For each line in the records that contains "after", make a copy.

:: Supplied data

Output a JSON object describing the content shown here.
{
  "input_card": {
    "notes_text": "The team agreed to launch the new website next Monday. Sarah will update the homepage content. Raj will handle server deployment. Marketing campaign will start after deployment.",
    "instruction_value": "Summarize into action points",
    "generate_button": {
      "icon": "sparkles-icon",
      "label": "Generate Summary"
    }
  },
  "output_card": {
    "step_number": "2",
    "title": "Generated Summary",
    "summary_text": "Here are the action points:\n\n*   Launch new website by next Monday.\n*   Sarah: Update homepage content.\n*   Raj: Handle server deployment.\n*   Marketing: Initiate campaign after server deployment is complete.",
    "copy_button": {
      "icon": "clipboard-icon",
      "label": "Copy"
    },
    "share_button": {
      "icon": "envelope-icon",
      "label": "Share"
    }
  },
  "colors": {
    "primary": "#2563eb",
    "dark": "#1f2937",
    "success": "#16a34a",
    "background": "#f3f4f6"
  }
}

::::

▶ **Solution to the problem**:
    "notes_text": "The team agreed to launch the new website next Monday. Sarah will update the homepage content. Raj will handle server deployment. Marketing campaign will start after deployment.",
    "summary_text": "Here are the action points:\n\n*   Launch new website by next Monday.\n*   Sarah: Update homepage content.\n*   Raj: Handle server deployment.\n*   Marketing: Initiate campaign after server deployment is complete.",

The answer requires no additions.